With Britain having basked in a record-breaking heatwave for the past week, there's never been a better time to celebrate the contribution of the solar industry to our energy needs.

It's fortuitous, then, that as temperatures rocketed over the weekend (July 3rd to 4th), communities up and down the country observed the Solar Trade Association (STA)-organised Solar Independence Day.

UK celebrates Solar Independence Day

According to an STA forecast released last week, solar panels supplied as much as 15 per cent of the UK's energy on Friday. Much of this can be attributed to small-scale and community-led deployments, such as home and business installations. One of the purposes of Solar Independence Day - on which members of the public were invited to open days at solar farms across this UK - was to draw attention to this achievement, as well as to the growing role of solar panels in powering the country.

In comments made to Edie.net, STA chief executive Paul Barwell said: "At more than 80 per cent public support, solar has been shown in government opinion polls to be the country’s most popular form of energy."

The Solar Independence Plan for Britain

The weekend's events were also intended to publicise the organisations' Solar Indepedence Plan for Britain, launched last month (June 8th) to propose government measures to make solar power as cost-effective as traditional forms of energy generation.

Specifically, the plan seeks to deliver price parity between rooftop solar power and retail energy, as well as between large-scale solar farms and new gas CCGT power stations, over the next half-decade.

It also recommends that the government adopts a higher ambition scenario wherein 25 gigawatts of the UK's energy needs are fulfilled by the solar industry within the same timeframe. This would involve the creation of 2.1 million solar homes, 24,000 commercial rooftop and community schemes, 2,300 good quality solar farms, and almost 57,000 jobs across the country by 2020 - and it would only cost households £13 per year, the STA claims.

"Our goal is to secure a strong British solar industry that can beat fossil fuels on price without subsidy, as quickly as possible," said Mr Barwell. "If the industry is given the right support this parliament, it can deliver clean, affordable power at a stable price to the public and to British businesses in perpetuity."

He added that this will incur "suprisingly little additional cost" for the government - an outlook that chimes with the general consensus among solar experts that the technology is growing less and less reliant on subsidies to survive.

As of the end of 2014, solar power contributed around five gigawatts to the UK's energy needs - enough to power about 1.5 million homes. This represents a year-on-year increase of almost 100 per cent.
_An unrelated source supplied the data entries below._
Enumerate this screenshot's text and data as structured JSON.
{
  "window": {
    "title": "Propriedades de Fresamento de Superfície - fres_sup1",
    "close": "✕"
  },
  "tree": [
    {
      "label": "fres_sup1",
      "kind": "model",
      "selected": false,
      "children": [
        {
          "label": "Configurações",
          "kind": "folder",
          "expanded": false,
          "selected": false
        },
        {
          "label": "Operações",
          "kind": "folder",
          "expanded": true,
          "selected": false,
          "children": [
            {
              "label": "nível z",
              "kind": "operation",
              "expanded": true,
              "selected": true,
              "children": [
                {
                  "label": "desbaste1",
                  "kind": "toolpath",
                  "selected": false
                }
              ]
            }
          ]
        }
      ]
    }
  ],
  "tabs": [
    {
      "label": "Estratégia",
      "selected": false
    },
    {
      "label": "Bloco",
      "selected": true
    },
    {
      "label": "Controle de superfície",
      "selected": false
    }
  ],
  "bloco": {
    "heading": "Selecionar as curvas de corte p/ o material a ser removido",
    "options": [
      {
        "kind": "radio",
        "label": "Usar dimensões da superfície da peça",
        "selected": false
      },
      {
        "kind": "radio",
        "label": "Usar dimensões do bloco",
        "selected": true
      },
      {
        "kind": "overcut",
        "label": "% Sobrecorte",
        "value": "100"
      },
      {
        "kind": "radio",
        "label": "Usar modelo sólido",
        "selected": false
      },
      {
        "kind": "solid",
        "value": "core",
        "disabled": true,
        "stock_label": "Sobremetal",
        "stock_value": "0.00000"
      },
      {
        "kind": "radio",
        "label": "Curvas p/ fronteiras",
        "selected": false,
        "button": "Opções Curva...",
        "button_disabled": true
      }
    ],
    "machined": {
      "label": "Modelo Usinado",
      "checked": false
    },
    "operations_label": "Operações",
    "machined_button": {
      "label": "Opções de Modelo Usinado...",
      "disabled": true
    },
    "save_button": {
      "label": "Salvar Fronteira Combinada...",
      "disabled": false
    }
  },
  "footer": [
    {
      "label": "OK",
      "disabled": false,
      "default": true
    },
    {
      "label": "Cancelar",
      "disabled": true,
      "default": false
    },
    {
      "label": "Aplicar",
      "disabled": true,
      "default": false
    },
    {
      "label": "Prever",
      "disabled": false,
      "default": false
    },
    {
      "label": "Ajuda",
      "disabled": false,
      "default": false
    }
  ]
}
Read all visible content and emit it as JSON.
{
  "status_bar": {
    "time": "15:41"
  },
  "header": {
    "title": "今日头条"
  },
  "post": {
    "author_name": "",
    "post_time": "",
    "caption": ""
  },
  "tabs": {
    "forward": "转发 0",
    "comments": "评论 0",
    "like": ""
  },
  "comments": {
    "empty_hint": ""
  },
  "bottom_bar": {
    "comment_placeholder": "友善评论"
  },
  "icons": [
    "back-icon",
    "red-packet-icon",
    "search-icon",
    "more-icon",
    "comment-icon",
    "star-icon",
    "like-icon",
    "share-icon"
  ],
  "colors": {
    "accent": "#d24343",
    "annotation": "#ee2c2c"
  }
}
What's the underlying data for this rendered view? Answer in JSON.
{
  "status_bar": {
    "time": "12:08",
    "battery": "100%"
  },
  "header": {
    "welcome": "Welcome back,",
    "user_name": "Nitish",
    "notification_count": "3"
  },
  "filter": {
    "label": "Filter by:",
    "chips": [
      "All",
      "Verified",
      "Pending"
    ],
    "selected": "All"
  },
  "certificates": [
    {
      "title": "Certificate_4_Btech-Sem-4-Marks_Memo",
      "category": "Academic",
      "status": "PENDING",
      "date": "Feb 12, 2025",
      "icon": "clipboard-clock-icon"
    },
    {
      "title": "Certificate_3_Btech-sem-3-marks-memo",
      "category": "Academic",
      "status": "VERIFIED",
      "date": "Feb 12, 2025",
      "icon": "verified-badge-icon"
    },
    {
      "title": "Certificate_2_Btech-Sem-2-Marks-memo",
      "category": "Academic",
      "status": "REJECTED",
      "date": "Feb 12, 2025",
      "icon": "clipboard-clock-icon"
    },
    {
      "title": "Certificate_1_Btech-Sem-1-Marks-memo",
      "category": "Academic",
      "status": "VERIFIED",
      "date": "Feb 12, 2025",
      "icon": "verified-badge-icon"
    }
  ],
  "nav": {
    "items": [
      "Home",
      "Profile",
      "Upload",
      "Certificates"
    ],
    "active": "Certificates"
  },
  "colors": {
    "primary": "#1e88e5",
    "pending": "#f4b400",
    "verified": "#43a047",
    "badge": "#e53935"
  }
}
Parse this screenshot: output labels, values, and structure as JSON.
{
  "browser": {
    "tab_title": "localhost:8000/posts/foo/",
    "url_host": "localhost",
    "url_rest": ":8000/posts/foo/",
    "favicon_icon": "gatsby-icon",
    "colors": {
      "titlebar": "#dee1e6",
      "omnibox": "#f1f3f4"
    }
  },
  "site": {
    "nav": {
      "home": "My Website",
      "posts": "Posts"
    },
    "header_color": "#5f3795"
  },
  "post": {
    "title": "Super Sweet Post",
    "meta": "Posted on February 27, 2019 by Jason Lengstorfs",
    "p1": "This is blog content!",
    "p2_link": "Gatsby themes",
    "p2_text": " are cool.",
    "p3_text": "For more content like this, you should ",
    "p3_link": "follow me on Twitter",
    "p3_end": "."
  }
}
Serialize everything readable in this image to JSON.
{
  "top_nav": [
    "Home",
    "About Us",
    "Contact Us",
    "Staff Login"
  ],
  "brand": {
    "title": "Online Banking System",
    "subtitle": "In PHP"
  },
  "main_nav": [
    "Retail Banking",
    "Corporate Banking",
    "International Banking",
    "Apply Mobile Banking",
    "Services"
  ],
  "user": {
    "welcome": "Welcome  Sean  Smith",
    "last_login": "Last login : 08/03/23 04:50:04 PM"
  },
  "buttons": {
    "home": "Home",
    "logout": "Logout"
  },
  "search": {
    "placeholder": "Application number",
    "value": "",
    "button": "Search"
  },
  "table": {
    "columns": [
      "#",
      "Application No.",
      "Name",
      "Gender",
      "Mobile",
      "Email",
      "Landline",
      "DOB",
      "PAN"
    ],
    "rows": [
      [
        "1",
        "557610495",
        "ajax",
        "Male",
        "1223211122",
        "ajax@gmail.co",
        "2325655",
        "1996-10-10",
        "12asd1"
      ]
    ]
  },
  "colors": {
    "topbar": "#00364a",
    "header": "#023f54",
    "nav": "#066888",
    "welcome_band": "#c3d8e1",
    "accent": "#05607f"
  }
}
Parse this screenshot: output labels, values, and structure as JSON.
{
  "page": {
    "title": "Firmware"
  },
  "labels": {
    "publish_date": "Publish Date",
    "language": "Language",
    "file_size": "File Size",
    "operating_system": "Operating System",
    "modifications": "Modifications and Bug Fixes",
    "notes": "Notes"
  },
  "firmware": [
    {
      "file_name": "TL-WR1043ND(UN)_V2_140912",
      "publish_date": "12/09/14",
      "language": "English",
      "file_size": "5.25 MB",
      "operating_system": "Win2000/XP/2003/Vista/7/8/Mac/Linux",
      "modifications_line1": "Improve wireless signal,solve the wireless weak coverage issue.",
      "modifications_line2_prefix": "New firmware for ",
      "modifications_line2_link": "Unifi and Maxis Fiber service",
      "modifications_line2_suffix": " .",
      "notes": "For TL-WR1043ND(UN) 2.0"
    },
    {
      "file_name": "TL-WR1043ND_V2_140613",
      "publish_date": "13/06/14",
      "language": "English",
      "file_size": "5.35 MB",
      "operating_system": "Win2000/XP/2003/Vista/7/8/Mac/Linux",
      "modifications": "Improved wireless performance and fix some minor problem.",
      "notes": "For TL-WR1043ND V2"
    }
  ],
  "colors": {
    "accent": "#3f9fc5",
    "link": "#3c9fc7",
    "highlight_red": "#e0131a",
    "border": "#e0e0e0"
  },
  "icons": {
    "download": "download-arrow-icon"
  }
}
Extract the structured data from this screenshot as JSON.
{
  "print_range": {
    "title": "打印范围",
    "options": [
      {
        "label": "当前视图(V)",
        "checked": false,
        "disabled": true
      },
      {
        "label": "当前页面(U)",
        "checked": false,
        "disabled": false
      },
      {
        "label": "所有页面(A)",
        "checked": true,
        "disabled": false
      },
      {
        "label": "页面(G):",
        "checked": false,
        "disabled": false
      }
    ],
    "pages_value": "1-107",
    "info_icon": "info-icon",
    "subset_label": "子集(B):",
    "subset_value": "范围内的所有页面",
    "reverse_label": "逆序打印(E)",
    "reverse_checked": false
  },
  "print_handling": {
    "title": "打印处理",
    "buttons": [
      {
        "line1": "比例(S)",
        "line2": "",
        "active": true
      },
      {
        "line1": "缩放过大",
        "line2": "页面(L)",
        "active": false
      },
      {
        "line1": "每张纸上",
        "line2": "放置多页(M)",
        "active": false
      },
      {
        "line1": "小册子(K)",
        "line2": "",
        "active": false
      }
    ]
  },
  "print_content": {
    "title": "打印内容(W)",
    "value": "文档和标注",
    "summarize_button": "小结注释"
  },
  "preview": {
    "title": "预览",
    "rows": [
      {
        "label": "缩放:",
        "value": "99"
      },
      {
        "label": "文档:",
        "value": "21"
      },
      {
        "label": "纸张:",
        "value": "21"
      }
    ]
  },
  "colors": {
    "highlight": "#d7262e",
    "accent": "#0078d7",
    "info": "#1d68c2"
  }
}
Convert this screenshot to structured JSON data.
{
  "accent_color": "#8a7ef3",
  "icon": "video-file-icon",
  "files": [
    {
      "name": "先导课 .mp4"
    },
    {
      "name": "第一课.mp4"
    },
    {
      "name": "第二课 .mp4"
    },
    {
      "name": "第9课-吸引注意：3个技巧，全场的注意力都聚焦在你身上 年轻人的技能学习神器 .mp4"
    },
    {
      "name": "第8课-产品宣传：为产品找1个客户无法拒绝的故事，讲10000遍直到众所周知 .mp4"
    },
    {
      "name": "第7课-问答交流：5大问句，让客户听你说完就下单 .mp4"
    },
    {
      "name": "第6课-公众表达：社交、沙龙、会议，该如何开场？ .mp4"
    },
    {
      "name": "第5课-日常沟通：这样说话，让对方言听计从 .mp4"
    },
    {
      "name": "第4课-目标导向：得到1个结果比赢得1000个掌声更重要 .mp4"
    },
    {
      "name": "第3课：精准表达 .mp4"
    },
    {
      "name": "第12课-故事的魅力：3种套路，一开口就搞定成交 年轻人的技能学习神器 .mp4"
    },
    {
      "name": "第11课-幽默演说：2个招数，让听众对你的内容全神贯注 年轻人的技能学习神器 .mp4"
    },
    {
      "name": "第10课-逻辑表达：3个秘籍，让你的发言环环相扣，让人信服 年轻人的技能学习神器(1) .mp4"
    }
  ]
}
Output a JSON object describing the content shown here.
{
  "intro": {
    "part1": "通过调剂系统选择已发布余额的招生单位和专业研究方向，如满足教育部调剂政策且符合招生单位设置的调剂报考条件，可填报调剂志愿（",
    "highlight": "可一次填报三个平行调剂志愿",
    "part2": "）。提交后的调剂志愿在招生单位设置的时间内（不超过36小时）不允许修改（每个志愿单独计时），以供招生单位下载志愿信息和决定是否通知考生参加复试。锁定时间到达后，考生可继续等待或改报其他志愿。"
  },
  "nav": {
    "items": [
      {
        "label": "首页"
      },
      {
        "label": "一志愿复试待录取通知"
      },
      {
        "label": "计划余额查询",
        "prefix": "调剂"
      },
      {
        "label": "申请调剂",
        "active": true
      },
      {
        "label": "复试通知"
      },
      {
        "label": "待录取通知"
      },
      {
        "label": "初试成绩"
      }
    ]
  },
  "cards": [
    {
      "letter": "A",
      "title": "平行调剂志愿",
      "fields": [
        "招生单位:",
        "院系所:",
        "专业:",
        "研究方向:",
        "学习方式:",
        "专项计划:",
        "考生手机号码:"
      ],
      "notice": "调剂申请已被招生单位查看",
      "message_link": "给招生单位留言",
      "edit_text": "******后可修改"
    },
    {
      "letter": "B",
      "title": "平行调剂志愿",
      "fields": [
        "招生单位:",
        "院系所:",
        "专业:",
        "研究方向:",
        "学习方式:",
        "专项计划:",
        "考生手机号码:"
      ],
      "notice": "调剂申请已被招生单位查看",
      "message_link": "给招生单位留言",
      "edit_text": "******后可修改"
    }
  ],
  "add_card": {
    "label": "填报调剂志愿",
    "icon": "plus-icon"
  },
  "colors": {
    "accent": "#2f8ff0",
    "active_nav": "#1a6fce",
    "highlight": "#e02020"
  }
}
On that occasion, Mr Barwell said: "This milestone achievement is testament to the hard work of Britain's several thousand solar businesses, almost of all of them small and medium-sized companies."


Posted by Julie Tucker

Image courtesy of Thinkstock